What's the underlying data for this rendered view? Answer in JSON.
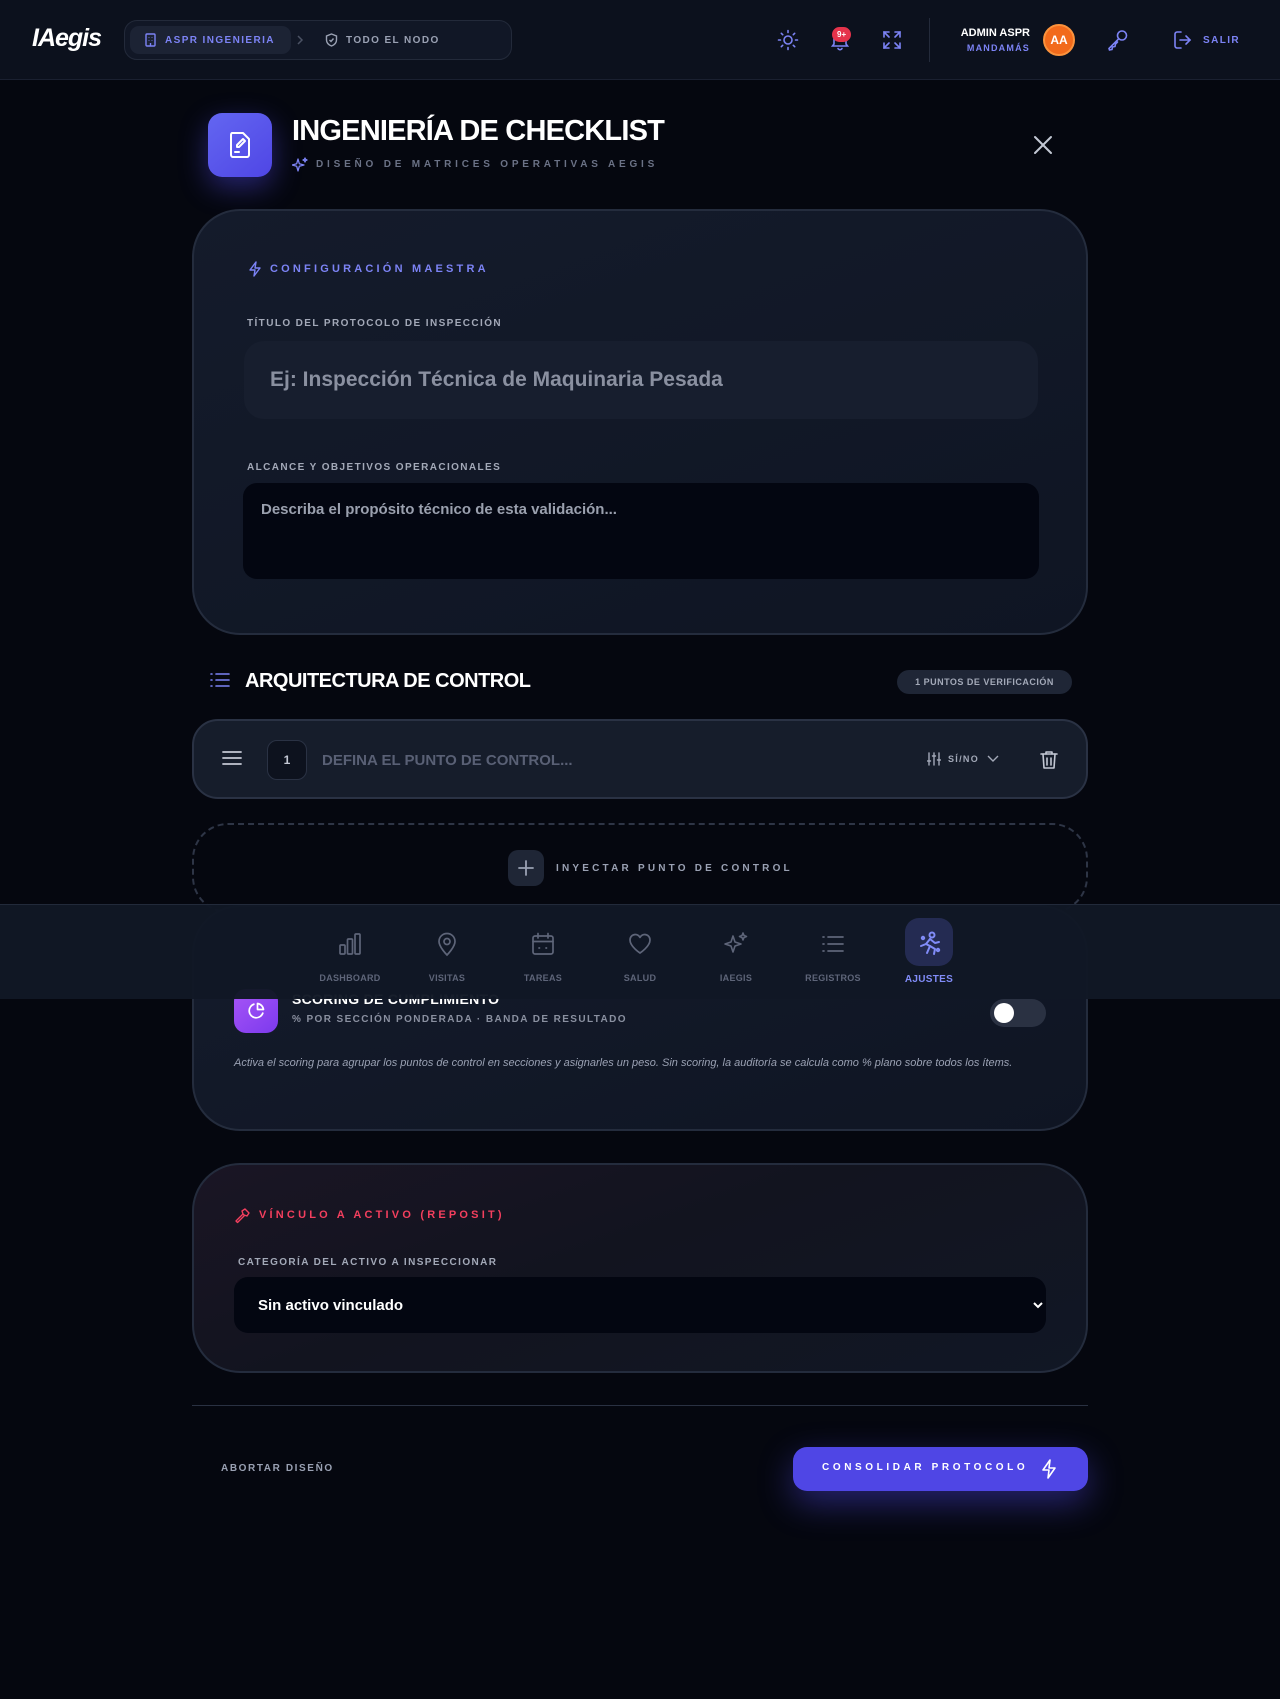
{
  "header": {
    "logo": "IAegis",
    "breadcrumb": {
      "org": "ASPR INGENIERIA",
      "node": "TODO EL NODO"
    },
    "notifications_badge": "9+",
    "user": {
      "name": "ADMIN ASPR",
      "role": "MANDAMÁS",
      "initials": "AA"
    },
    "logout_label": "SALIR"
  },
  "page": {
    "title": "INGENIERÍA DE CHECKLIST",
    "subtitle": "DISEÑO DE MATRICES OPERATIVAS AEGIS"
  },
  "config": {
    "section_label": "CONFIGURACIÓN MAESTRA",
    "title_label": "TÍTULO DEL PROTOCOLO DE INSPECCIÓN",
    "title_placeholder": "Ej: Inspección Técnica de Maquinaria Pesada",
    "title_value": "",
    "scope_label": "ALCANCE Y OBJETIVOS OPERACIONALES",
    "scope_placeholder": "Describa el propósito técnico de esta validación...",
    "scope_value": ""
  },
  "architecture": {
    "title": "ARQUITECTURA DE CONTROL",
    "count_label": "1 PUNTOS DE VERIFICACIÓN",
    "items": [
      {
        "number": "1",
        "placeholder": "DEFINA EL PUNTO DE CONTROL...",
        "value": "",
        "type": "SÍ/NO"
      }
    ],
    "inject_label": "INYECTAR PUNTO DE CONTROL"
  },
  "scoring": {
    "title": "SCORING DE CUMPLIMIENTO",
    "subtitle": "% POR SECCIÓN PONDERADA · BANDA DE RESULTADO",
    "enabled": false,
    "note": "Activa el scoring para agrupar los puntos de control en secciones y asignarles un peso. Sin scoring, la auditoría se calcula como % plano sobre todos los ítems."
  },
  "asset": {
    "section_label": "VÍNCULO A ACTIVO (REPOSIT)",
    "category_label": "CATEGORÍA DEL ACTIVO A INSPECCIONAR",
    "selected": "Sin activo vinculado"
  },
  "actions": {
    "abort": "ABORTAR DISEÑO",
    "consolidate": "CONSOLIDAR PROTOCOLO"
  },
  "bottom_nav": {
    "items": [
      {
        "label": "DASHBOARD",
        "icon": "bar-chart-icon"
      },
      {
        "label": "VISITAS",
        "icon": "map-pin-icon"
      },
      {
        "label": "TAREAS",
        "icon": "calendar-icon"
      },
      {
        "label": "SALUD",
        "icon": "heart-icon"
      },
      {
        "label": "IAEGIS",
        "icon": "sparkles-icon"
      },
      {
        "label": "REGISTROS",
        "icon": "list-icon"
      },
      {
        "label": "AJUSTES",
        "icon": "settings-person-icon"
      }
    ],
    "active": "AJUSTES"
  },
  "colors": {
    "accent": "#4f46e5",
    "accent_text": "#7c83f5",
    "asset_accent": "#f43f5e",
    "scoring_accent": "#a855f7",
    "background": "#05070f",
    "card": "#141b2b"
  }
}
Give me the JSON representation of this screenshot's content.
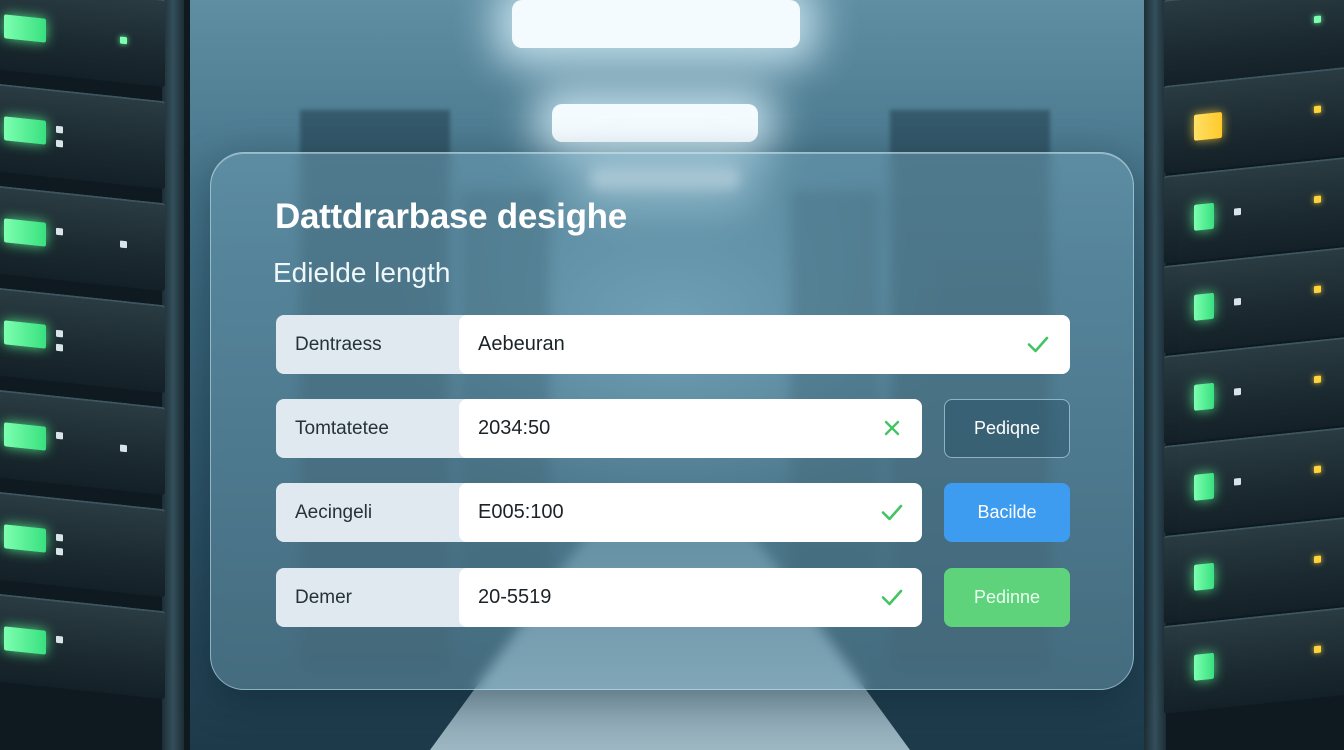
{
  "panel": {
    "title": "Dattdrarbase desighe",
    "subtitle": "Edielde length"
  },
  "fields": [
    {
      "label": "Dentraess",
      "value": "Aebeuran",
      "status": "check",
      "button": null
    },
    {
      "label": "Tomtatetee",
      "value": "2034:50",
      "status": "cross",
      "button": {
        "label": "Pediqne",
        "style": "outline"
      }
    },
    {
      "label": "Aecingeli",
      "value": "E005:100",
      "status": "check",
      "button": {
        "label": "Bacilde",
        "style": "blue"
      }
    },
    {
      "label": "Demer",
      "value": "20-5519",
      "status": "check",
      "button": {
        "label": "Pedinne",
        "style": "green"
      }
    }
  ],
  "colors": {
    "check": "#43c463",
    "cross": "#43c463",
    "button_blue": "#3d9cf0",
    "button_green": "#5fd37c"
  }
}
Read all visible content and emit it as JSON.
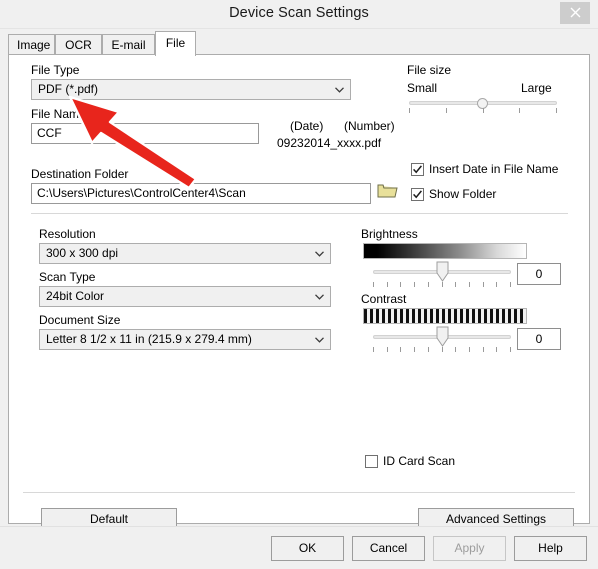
{
  "window": {
    "title": "Device Scan Settings",
    "close_icon": "close-icon"
  },
  "tabs": [
    {
      "label": "Image",
      "active": false
    },
    {
      "label": "OCR",
      "active": false
    },
    {
      "label": "E-mail",
      "active": false
    },
    {
      "label": "File",
      "active": true
    }
  ],
  "file_section": {
    "file_type_label": "File Type",
    "file_type_value": "PDF (*.pdf)",
    "file_name_label": "File Name",
    "file_name_value": "CCF",
    "date_label": "(Date)",
    "number_label": "(Number)",
    "sample_filename": "09232014_xxxx.pdf",
    "destination_label": "Destination Folder",
    "destination_value": "C:\\Users\\Pictures\\ControlCenter4\\Scan",
    "browse_icon": "folder-icon"
  },
  "file_size": {
    "label": "File size",
    "min_label": "Small",
    "max_label": "Large",
    "value_percent": 50
  },
  "options": [
    {
      "label": "Insert Date in File Name",
      "checked": true
    },
    {
      "label": "Show Folder",
      "checked": true
    }
  ],
  "scan_settings": {
    "resolution_label": "Resolution",
    "resolution_value": "300 x 300 dpi",
    "scan_type_label": "Scan Type",
    "scan_type_value": "24bit Color",
    "document_size_label": "Document Size",
    "document_size_value": "Letter 8 1/2 x 11 in (215.9 x 279.4 mm)"
  },
  "brightness": {
    "label": "Brightness",
    "value": "0",
    "slider_percent": 50
  },
  "contrast": {
    "label": "Contrast",
    "value": "0",
    "slider_percent": 50
  },
  "id_card_scan": {
    "label": "ID Card Scan",
    "checked": false
  },
  "panel_buttons": {
    "default_label": "Default",
    "advanced_label": "Advanced Settings"
  },
  "footer_buttons": [
    {
      "label": "OK",
      "disabled": false
    },
    {
      "label": "Cancel",
      "disabled": false
    },
    {
      "label": "Apply",
      "disabled": true
    },
    {
      "label": "Help",
      "disabled": false
    }
  ],
  "annotation": {
    "name": "red-arrow-annotation",
    "color": "#e8251c",
    "points_to": "file-type-combo"
  }
}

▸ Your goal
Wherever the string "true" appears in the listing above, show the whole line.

▸ Answer for this exercise
      "active": true
      "checked": true
      "checked": true
      "disabled": true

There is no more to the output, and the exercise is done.